On 14 May 2020 The Jewish Home's only Knesset member, Rafi Peretz, ended his status as a member of Yamina, and agreed to join Netanyahu's new government as well. On 15 May, Tkuma, along with the New Right, split with Netanyahu and made the Yamina alliance a member of the opposition. On 17 May 2020, Bennett met with Gantz, who also succeeded him as defence minister, and declared that the Yamina party would be a member of the opposition, with its "head held high". Tkuma was renamed on 7 January, while it ended its membership in Yamina on 20 January 2021.
In February 2021 the party agreed to run a shared list for the 2021 Knesset elections with Noam and Otzma Yehudit. The list ran under the Religious Zionist Party name and won six seats, four of which were filled by Religious Zionist Party members. On 14 June, after the swearing-in of the 36th government, MK Ofir Sofer split from the Likud faction and merged into the Religious Zionist Party, increasing the number of seats held by the party to seven. He had run during the election as part of the Likud list for Knesset, as a member of Atid Ehad party, using it as a shelf party (a dormant, but still-registered, party brought back into use).
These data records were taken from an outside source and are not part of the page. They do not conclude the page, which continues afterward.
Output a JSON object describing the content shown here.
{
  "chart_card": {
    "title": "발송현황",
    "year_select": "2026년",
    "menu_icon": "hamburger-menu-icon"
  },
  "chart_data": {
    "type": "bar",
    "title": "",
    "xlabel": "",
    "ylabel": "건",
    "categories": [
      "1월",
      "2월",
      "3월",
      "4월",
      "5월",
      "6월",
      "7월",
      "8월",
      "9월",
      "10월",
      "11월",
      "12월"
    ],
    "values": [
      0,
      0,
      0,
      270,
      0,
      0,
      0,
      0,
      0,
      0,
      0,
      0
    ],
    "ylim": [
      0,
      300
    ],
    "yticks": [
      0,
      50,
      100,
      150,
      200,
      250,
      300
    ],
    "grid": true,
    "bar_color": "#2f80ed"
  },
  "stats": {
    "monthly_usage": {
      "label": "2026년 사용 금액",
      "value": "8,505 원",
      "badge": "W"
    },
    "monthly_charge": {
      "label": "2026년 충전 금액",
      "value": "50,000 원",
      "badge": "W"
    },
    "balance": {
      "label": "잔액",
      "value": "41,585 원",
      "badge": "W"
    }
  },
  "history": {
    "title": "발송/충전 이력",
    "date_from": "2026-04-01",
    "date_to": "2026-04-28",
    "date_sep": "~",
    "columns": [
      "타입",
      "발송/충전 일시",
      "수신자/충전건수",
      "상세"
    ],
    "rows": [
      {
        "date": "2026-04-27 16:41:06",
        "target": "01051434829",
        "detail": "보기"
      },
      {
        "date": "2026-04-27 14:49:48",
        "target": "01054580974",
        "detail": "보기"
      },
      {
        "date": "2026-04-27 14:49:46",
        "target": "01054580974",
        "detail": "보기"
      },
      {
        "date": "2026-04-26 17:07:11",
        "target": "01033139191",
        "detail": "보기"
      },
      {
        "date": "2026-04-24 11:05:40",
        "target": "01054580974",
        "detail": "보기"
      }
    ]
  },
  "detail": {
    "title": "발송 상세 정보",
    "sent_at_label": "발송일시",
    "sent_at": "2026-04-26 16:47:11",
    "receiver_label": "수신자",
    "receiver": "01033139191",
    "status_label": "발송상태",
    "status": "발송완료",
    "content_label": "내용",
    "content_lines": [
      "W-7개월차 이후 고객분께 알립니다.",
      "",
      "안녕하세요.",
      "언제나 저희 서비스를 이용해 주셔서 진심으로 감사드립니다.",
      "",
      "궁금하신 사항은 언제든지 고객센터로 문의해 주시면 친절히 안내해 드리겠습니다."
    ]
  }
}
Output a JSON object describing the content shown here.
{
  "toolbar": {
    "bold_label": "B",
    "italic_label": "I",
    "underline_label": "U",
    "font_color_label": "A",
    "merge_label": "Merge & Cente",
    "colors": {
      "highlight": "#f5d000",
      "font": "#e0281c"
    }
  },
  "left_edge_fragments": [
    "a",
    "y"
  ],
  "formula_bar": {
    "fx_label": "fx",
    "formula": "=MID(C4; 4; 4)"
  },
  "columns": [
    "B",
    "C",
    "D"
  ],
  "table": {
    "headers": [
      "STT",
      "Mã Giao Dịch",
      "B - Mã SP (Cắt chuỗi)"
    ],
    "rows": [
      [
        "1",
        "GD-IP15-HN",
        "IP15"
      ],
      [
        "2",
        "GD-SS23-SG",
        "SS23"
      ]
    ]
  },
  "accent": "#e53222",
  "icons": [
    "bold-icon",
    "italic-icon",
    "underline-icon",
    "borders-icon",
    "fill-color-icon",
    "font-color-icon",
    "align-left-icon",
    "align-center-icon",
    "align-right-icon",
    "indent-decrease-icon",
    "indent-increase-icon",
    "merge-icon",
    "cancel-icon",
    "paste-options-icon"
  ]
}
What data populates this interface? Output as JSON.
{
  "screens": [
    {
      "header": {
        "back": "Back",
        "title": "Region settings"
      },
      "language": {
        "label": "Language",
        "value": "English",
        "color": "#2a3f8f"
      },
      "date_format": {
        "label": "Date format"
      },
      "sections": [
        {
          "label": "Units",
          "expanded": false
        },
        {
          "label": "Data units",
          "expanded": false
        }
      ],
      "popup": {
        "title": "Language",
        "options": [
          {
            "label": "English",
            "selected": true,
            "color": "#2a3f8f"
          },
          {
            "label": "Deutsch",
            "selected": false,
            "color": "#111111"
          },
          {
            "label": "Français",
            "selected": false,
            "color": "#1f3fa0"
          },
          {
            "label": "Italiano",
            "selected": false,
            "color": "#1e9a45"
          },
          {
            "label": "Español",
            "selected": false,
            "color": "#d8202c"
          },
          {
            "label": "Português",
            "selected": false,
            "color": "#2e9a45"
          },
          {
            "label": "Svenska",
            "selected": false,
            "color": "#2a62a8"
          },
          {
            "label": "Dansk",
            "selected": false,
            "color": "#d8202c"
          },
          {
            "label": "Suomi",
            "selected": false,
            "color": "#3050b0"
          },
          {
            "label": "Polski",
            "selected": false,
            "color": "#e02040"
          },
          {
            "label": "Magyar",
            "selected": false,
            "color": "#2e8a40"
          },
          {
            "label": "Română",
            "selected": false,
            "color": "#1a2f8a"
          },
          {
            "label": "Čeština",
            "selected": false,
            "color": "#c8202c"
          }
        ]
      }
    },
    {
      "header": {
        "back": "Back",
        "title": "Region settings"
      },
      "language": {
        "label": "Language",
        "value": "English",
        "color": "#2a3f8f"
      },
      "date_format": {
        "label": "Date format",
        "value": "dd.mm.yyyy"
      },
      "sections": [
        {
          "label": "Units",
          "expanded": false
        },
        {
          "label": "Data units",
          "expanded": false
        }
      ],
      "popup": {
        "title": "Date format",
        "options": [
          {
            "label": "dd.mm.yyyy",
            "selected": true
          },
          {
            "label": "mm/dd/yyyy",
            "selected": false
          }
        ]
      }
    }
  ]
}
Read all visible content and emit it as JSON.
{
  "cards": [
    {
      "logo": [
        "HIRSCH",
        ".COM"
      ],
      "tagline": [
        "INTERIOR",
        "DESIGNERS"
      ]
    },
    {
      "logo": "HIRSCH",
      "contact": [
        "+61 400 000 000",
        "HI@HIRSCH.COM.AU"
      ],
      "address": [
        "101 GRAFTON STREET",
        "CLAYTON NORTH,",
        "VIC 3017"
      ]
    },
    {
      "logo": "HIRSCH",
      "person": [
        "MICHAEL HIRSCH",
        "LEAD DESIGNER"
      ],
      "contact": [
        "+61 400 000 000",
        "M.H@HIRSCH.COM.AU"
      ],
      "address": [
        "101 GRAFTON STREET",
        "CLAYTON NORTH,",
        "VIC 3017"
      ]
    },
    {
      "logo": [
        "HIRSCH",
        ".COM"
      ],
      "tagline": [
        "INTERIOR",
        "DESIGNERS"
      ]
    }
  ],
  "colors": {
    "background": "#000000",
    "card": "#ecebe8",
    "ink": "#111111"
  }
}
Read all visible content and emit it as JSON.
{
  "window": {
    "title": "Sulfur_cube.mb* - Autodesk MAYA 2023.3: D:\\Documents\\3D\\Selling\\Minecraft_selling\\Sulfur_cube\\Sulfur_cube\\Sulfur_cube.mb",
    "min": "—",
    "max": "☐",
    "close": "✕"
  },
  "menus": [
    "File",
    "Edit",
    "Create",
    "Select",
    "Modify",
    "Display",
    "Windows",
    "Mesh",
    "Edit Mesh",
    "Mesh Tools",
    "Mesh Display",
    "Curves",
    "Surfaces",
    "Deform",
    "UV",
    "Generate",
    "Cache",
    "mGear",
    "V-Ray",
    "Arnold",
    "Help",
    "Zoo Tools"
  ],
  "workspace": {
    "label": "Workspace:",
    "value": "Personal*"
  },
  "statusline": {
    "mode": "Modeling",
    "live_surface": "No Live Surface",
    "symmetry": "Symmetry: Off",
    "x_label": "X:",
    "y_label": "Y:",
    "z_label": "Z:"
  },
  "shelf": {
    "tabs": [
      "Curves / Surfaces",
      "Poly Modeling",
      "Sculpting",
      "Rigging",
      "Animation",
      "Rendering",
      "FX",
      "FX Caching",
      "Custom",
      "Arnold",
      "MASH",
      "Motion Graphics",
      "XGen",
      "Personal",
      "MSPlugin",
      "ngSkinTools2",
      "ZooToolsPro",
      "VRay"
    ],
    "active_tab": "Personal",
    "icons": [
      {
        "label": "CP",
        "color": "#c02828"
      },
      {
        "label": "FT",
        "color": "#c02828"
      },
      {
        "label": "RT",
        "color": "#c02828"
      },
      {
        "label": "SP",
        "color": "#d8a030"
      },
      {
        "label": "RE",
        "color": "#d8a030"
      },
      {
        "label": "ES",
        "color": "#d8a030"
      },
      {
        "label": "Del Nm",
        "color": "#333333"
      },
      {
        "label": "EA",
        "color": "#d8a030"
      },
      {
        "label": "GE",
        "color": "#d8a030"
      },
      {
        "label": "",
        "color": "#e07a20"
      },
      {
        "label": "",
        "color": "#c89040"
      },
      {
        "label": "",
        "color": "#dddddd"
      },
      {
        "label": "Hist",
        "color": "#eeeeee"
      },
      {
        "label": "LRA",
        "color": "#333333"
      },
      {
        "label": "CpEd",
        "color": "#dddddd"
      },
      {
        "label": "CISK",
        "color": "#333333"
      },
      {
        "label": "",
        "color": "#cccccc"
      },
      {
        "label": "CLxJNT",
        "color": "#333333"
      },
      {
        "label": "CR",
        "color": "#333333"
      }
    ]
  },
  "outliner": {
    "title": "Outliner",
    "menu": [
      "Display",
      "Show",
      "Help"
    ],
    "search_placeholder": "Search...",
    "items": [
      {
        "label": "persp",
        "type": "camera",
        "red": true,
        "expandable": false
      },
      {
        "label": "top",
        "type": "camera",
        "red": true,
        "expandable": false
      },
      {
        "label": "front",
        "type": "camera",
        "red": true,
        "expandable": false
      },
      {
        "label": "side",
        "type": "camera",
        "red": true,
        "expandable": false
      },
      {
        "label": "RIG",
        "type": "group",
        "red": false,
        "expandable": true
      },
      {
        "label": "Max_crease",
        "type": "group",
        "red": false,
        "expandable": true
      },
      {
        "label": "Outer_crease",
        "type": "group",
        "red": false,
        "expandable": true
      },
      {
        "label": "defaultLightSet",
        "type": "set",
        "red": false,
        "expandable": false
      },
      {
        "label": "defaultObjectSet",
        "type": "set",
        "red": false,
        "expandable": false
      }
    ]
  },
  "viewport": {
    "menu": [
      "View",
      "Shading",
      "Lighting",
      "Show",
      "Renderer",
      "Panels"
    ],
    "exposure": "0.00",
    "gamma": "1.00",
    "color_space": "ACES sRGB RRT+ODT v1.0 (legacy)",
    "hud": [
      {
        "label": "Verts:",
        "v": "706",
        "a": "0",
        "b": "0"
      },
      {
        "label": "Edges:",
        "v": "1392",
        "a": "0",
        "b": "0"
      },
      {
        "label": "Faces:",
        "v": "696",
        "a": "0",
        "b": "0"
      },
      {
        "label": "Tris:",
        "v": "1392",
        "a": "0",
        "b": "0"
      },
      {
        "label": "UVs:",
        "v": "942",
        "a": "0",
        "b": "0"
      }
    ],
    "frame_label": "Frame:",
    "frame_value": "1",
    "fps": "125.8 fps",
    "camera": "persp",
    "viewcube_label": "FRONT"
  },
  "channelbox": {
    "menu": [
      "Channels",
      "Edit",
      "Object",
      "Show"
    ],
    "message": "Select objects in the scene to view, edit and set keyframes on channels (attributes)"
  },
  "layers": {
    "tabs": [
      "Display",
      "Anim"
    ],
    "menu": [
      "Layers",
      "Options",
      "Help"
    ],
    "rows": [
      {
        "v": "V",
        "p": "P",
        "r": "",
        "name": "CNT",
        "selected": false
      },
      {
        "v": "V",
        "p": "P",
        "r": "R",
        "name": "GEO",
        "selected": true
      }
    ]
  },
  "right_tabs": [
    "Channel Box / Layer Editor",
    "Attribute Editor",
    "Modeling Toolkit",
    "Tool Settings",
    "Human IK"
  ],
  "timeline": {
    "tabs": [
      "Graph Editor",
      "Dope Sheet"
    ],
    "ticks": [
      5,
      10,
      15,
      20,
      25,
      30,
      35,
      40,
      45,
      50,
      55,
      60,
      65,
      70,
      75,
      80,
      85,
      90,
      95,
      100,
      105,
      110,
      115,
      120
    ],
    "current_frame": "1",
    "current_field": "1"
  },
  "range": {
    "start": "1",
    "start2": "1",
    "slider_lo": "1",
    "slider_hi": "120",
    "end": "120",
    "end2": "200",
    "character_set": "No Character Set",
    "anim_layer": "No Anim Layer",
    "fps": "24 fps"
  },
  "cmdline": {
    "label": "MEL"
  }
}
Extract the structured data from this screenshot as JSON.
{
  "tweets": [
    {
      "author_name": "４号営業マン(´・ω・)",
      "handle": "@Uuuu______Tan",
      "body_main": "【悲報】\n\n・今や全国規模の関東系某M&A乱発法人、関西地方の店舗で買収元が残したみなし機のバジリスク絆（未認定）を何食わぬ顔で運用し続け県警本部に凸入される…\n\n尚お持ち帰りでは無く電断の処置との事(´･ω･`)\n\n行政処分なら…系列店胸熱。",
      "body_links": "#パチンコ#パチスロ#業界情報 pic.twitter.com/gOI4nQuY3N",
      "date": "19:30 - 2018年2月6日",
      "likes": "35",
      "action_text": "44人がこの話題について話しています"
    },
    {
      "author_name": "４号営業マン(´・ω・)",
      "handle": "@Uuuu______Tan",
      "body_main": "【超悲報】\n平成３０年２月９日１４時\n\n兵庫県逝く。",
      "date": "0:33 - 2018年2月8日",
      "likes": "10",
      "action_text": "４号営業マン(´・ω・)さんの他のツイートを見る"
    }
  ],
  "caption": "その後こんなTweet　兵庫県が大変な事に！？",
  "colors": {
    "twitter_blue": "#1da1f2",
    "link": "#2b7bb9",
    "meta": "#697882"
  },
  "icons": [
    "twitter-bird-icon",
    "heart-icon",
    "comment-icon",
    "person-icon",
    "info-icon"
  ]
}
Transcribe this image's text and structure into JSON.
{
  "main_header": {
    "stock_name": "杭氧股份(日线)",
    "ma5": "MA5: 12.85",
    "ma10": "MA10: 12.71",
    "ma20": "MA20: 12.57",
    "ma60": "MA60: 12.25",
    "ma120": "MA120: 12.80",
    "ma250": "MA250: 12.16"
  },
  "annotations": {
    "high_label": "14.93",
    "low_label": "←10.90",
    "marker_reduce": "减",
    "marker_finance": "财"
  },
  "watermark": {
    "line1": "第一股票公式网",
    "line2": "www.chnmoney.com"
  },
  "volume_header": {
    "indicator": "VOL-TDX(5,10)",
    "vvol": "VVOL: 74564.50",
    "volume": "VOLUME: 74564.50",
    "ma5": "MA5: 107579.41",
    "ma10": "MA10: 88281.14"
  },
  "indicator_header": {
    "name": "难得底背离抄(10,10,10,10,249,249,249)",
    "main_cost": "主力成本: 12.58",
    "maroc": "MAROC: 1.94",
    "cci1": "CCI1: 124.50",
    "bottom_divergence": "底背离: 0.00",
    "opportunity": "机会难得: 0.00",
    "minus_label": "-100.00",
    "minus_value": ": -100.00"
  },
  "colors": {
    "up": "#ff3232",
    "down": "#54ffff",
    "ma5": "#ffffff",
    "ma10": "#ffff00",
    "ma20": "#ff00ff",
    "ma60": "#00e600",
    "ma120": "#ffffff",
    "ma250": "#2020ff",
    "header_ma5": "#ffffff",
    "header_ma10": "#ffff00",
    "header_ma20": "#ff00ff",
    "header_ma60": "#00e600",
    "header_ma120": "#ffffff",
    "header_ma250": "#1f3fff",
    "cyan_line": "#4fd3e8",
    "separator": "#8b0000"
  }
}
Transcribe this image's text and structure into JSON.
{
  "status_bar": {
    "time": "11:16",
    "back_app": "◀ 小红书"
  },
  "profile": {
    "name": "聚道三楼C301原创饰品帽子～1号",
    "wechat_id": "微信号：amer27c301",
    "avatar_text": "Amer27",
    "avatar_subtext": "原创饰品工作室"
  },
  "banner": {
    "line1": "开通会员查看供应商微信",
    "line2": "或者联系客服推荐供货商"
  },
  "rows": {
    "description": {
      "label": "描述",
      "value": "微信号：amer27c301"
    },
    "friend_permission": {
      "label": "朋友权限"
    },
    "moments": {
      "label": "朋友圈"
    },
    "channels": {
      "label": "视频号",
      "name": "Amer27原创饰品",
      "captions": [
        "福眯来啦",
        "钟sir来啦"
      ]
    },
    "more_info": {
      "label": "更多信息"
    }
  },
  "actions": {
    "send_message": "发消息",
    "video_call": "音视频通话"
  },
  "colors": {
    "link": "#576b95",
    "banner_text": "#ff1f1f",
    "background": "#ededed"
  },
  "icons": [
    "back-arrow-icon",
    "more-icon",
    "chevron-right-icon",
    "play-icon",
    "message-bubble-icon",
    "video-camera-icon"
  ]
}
The Religious Zionist Party, Noam and Otzma Yehudit submitted a single list on 14 September 2022 ahead of the 2022 Israeli legislative election. The parties split into three parties in the Knesset on 20 November 2022.
The Religious Zionist Party is opposed to any territorial concessions to Palestinian or Syrian claims for land. Some members support the annexation of the entire West Bank, though the official policy of the Jewish Home parliamentary faction, of which the party was aligned between 2013 and 2019, only supports annexation of Area C of the West Bank, which makes up 63% of land in the West Bank. The party is opposed to recognition of same-sex marriage on a religious basis. The party advocates for increased funding for Torah study and religious education. Jewish-American columnist David E. Rosenberg has stated that the Religious Zionist Party's "platform includes things like annexation of West Bank settlements, expulsion of asylum-seekers, and political control of the judicial system". He further described the Religious Zionist Party as a political party "driven by Jewish supremacy and anti-Arab racism".
|Leader||Took office||Left office|
|1999||Hanan Porat||Part of the National Union||
1 / 120
|2003||Zvi Hendel||Part of the National Union||
2 / 120
|2006||Part of the NU–NRP||
2 / 120
|2009||Ya'akov Katz||Part of the National Union||
2 / 120
|2013||Uri Ariel||Part of the Jewish Home||
4 / 120
|2015||Part of the Jewish Home||
2 / 120
|Apr 2019||Bezalel Smotrich||Part of the URWP||
2 / 120
|Sep 2019||Part of Yamina||
2 / 120
|2020||Part of Yamina||
2 / 120
4 / 120
7 / 120
|2015–2019||2||Uri Ariel, Bezalel Smotrich|
|2019||2||Bezalel Smotrich, Ofir Sofer|
|2019–2020||2||Bezalel Smotrich, Ofir Sofer|
|2020–2021||2||Bezalel Smotrich, Ofir Sofer|
|2021–2022||5||Bezalel Smotrich, Michal Waldiger, Simcha Rothman, Orit Strook, Ofir Sofer[c]|
|2022–||7||Bezalel Smotrich, Ofir Sofer, Orit Strook, Simcha Rothman, Michal Waldiger, Ohad Tal, Moshe Solomon|